“I first started working as an intern for the Human Rights at Sea initiative in 2014 while I was still an undergraduate. At the time I was intending to specialise further into Public International Law, and really appreciated the opportunity to explore the subject outside of the confines of my course. During this time, I worked on a several projects including contrasting the protection offered by various Regional Human Rights Treaties, and building timelines of events leading up to the resurgence of conflict in Tripoli.
Since graduating I have been working as a freelance researcher for a number of different organisations, including the United Nations Legal Tools for Peace-Making Project, and several private sector companies based in London. The flexibility of this work has also allowed me to return to the charity, now working on a wider range of increasingly complex issues. This work started with the production of a Research Ethics Guideline for future researchers at the project, and has gone on to include case studies on a variety of legal developments such as: The Criminalisation of Humanitarian Volunteers at Sea; Slavery in the New Zealand Fishing Industry; the Risks to lone International Observers on merchant vessels, and the Impact of the Modern Slavery Act on UK businesses.

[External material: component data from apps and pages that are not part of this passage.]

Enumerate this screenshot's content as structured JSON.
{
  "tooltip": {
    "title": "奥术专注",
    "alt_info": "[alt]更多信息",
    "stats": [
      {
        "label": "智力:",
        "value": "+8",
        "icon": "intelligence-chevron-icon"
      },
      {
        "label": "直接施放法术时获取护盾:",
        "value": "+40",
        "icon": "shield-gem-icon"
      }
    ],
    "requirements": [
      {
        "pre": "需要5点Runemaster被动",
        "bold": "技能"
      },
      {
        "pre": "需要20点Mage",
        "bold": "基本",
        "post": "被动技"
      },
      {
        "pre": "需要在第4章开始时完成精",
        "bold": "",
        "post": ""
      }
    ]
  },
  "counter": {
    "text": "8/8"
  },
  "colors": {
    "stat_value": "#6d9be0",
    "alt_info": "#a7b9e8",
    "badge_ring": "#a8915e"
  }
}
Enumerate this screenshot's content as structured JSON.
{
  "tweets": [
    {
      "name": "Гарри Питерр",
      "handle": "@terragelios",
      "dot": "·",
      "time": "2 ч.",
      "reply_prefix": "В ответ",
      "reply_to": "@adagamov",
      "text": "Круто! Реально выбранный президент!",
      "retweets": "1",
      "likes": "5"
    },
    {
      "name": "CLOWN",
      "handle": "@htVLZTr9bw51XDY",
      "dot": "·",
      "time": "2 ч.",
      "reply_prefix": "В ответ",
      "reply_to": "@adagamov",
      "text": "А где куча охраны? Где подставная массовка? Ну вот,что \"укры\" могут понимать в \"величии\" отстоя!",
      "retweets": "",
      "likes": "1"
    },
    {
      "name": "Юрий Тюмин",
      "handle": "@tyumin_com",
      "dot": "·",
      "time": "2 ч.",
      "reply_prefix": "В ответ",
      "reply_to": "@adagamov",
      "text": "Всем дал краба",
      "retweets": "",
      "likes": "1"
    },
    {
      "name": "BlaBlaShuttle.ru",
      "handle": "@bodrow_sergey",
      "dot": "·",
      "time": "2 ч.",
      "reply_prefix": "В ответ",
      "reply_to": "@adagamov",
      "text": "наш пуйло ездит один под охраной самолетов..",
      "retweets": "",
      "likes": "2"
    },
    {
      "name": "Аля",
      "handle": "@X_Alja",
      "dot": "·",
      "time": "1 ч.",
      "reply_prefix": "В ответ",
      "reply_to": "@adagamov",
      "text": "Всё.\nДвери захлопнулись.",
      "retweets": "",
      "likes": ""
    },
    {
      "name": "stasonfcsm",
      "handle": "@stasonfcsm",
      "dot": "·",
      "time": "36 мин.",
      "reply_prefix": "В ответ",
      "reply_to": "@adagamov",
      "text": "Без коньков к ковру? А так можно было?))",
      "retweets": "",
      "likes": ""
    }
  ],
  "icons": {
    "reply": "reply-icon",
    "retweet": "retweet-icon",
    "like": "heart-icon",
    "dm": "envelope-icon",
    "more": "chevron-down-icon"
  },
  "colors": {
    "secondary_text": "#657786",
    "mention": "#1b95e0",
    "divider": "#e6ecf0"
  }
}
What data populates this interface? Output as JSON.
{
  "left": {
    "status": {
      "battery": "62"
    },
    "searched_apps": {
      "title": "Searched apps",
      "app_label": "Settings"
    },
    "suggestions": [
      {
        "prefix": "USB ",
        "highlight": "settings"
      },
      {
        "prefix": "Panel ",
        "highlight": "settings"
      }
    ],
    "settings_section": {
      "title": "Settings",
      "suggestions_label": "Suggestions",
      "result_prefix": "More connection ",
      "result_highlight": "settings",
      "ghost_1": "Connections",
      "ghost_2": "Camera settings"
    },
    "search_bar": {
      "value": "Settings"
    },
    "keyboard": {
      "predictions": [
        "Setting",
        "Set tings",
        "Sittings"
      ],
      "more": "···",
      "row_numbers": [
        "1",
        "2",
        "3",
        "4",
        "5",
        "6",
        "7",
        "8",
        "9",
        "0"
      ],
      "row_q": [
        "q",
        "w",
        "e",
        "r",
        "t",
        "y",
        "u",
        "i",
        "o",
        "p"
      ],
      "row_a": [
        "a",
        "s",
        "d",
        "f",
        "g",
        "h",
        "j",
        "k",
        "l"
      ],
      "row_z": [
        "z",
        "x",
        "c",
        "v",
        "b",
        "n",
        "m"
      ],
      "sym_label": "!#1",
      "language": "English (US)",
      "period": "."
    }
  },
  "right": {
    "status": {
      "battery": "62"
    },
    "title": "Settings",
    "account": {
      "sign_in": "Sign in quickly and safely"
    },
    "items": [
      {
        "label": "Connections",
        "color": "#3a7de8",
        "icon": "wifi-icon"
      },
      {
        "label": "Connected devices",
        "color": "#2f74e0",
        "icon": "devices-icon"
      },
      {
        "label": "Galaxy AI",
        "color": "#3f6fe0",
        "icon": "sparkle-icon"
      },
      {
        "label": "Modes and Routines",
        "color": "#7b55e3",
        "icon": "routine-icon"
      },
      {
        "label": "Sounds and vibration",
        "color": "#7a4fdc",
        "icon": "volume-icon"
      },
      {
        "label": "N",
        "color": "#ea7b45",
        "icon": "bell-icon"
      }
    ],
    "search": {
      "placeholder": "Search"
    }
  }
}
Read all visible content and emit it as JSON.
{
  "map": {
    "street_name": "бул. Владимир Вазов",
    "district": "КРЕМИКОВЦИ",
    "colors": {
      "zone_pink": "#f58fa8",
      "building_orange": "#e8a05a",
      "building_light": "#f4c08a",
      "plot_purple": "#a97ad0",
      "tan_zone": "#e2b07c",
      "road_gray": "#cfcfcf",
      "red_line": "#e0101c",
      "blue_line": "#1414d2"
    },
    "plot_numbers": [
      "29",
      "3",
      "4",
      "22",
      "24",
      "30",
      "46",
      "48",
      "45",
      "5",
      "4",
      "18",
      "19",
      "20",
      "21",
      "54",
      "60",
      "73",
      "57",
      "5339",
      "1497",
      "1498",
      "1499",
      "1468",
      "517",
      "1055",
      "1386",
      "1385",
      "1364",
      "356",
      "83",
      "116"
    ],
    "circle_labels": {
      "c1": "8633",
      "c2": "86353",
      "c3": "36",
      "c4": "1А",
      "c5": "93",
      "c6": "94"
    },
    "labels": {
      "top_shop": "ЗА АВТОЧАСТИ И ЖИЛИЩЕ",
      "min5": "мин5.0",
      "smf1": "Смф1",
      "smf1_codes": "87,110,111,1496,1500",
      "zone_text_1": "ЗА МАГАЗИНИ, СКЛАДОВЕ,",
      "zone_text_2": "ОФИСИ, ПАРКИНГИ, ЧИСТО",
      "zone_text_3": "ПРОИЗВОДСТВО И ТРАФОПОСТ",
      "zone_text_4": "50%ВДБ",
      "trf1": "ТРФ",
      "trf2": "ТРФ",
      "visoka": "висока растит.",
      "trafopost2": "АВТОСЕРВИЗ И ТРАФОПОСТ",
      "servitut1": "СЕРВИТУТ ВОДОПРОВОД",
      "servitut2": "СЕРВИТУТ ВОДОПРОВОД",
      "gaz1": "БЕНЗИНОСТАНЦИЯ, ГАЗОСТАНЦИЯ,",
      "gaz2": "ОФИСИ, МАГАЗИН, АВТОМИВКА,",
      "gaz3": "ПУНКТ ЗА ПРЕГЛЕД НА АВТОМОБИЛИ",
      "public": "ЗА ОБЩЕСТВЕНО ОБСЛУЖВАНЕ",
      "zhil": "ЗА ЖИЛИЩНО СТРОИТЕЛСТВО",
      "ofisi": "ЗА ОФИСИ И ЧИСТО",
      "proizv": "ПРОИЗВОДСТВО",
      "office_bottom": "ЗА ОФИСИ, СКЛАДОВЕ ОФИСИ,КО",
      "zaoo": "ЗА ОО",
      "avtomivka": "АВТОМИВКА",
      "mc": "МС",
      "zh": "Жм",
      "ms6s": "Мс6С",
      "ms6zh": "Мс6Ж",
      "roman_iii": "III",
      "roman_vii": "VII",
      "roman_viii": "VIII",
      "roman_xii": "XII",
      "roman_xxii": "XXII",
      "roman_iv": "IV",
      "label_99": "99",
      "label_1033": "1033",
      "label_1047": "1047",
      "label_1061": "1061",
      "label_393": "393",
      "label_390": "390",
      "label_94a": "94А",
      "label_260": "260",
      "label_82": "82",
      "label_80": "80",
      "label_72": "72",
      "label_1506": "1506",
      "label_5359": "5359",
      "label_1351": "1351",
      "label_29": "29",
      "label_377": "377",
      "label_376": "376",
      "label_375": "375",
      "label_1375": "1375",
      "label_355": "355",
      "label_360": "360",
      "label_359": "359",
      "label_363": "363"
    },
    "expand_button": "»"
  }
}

From September I will be starting a Masters degree in Middle Eastern Politics and Conflict, and look forward to using this training to write on an even wider range of topics in the future.”